The loop antenna goes back to the early days of radio when
every ounce of signal you could get was needed.

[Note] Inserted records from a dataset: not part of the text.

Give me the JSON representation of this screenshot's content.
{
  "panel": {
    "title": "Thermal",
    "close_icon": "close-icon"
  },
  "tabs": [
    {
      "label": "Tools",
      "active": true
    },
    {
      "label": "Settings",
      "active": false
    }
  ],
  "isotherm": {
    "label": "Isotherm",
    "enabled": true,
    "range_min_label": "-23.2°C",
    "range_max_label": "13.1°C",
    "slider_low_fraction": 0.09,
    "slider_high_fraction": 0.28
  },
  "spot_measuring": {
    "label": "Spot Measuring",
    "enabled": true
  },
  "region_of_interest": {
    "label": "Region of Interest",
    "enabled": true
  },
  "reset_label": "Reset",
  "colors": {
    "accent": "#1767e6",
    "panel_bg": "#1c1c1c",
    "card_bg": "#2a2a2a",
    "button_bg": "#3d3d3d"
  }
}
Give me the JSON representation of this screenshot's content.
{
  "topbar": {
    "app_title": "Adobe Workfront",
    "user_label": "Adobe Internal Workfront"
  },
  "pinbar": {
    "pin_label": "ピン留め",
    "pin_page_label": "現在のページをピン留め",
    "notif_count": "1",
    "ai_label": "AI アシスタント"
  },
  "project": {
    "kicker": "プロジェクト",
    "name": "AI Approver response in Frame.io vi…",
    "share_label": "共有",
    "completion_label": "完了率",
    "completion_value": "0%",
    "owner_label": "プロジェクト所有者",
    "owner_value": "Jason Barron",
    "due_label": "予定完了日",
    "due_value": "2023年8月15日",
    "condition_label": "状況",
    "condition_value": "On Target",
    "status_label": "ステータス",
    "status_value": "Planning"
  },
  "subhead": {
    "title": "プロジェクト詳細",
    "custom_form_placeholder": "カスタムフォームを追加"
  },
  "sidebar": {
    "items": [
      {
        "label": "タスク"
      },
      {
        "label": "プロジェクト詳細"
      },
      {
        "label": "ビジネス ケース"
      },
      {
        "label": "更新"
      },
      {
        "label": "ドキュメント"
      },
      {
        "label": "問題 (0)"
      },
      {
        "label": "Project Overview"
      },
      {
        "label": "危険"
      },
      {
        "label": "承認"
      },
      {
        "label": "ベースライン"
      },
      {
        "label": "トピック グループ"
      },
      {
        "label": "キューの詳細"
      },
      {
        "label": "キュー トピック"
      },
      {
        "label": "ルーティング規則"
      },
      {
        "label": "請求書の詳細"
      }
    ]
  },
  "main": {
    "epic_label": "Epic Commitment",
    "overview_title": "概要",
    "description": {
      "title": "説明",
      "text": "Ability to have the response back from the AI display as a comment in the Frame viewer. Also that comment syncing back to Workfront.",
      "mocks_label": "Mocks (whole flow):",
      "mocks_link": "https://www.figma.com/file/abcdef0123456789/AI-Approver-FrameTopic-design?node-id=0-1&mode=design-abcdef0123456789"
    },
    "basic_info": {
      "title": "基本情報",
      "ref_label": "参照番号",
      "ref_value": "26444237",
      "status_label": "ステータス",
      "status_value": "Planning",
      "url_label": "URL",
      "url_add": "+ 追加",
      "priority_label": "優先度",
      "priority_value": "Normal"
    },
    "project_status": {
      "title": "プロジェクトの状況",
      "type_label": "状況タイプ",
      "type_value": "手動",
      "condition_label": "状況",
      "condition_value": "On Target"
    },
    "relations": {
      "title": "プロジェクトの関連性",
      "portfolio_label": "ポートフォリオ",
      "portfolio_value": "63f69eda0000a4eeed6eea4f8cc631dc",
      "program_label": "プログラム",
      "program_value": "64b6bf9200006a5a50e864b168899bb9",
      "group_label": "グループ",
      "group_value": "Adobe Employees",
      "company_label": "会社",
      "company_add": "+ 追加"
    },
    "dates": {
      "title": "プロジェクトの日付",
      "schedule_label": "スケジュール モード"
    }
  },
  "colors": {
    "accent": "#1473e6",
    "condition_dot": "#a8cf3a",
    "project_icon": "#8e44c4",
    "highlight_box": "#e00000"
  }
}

Long wire antennas picked up
more signal but they also picked up all the static and other interference, often
resulting in bad reception.
Fig.1: the circuit of the tuned antenna could hardly be simpler: a tapped coil with a variable capacitor across it. That forms a "tuned circuit" and at one particular frequency, which depends on the setting of the tuning capacitor, the tuned circuit becomes resonant.
The loop antenna improved the situation in being both tuneable
and directional, thus maximising the wanted signal and minimising the unwanted
signals and noise.
The end result was a greatly improved signal-to-noise ratio and
the possibility of digging almost unreadable signals out of the noise.
A loop antenna of reasonable size will pick up far more signal
than the more modern ferrite rod antenna which was introduced mainly because it
was smaller and fitted in with receiver miniaturisation.
This new loop antenna, called the Techniloop MS1, supersedes
the model PX1 which was described in the June 1989 issue of SILICON
The new model has contemporary styling plus the addition of
shielding (Faraday shield) to further reduce noise and give a deeper directional
null of interfering signals.